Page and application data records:
▬▬▬

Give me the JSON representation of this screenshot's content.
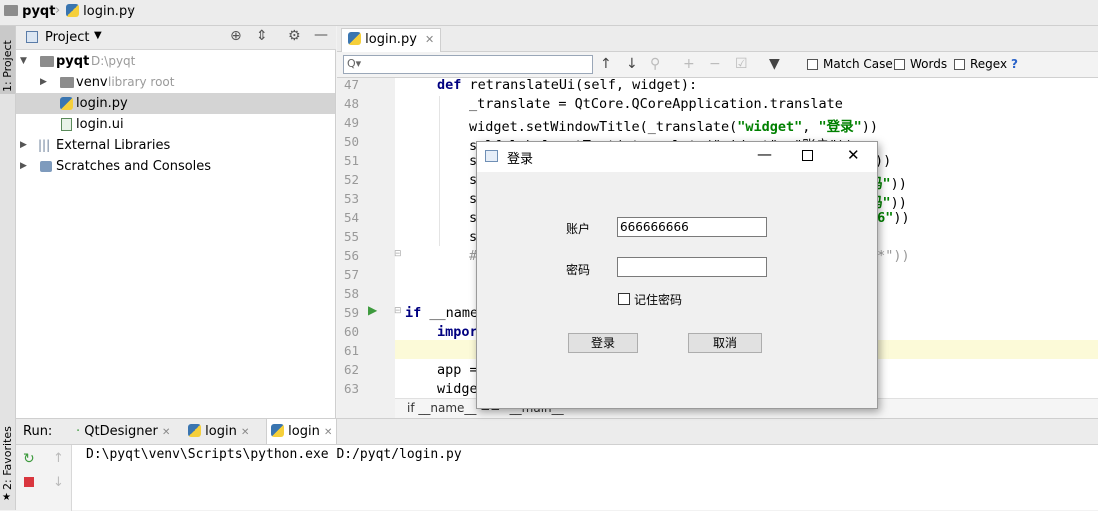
{
  "navbar": {
    "project": "pyqt",
    "file": "login.py"
  },
  "leftstrip": {
    "project_tool": "1: Project",
    "favorites_tool": "2: Favorites"
  },
  "project_panel": {
    "title": "Project",
    "tree": [
      {
        "label": "pyqt",
        "hint": "D:\\pyqt"
      },
      {
        "label": "venv",
        "hint": "library root"
      },
      {
        "label": "login.py",
        "hint": ""
      },
      {
        "label": "login.ui",
        "hint": ""
      },
      {
        "label": "External Libraries",
        "hint": ""
      },
      {
        "label": "Scratches and Consoles",
        "hint": ""
      }
    ]
  },
  "editor": {
    "tab": "login.py",
    "search": {
      "placeholder": "Q▾",
      "match_case": "Match Case",
      "words": "Words",
      "regex": "Regex",
      "help": "?"
    },
    "line_numbers": [
      "47",
      "48",
      "49",
      "50",
      "51",
      "52",
      "53",
      "54",
      "55",
      "56",
      "57",
      "58",
      "59",
      "60",
      "61",
      "62",
      "63"
    ],
    "breadcrumb": "if __name__ == \"__main__\"",
    "code": {
      "l47_kw": "def",
      "l47_rest": " retranslateUi(self, widget):",
      "l48": "_translate = QtCore.QCoreApplication.translate",
      "l49_a": "widget.setWindowTitle(_translate(",
      "l49_s1": "\"widget\"",
      "l49_b": ", ",
      "l49_s2": "\"登录\"",
      "l49_c": "))",
      "l50": "self.label.setText(_translate(\"widget\", \"账户\"))",
      "l51_tail": "))",
      "l52_tail_s": "码\"",
      "l52_tail": "))",
      "l53_tail_s": "码\"",
      "l53_tail": "))",
      "l54_tail_s": "66\"",
      "l54_tail": "))",
      "l56_tail": "**\"))",
      "l59_kw": "if",
      "l59_rest": " __name",
      "l60_kw": "impor",
      "l62": "app =",
      "l63": "widge",
      "frag_s": "s",
      "frag_hash": "#"
    }
  },
  "run_panel": {
    "label": "Run:",
    "tabs": [
      "QtDesigner",
      "login",
      "login"
    ],
    "console": "D:\\pyqt\\venv\\Scripts\\python.exe D:/pyqt/login.py"
  },
  "dialog": {
    "title": "登录",
    "account_label": "账户",
    "account_value": "666666666",
    "password_label": "密码",
    "password_value": "",
    "remember_label": "记住密码",
    "login_button": "登录",
    "cancel_button": "取消"
  }
}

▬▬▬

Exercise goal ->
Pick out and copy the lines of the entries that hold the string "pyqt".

Result of the exercise ->
    "project": "pyqt",
        "label": "pyqt",
        "hint": "D:\\pyqt"
    "console": "D:\\pyqt\\venv\\Scripts\\python.exe D:/pyqt/login.py"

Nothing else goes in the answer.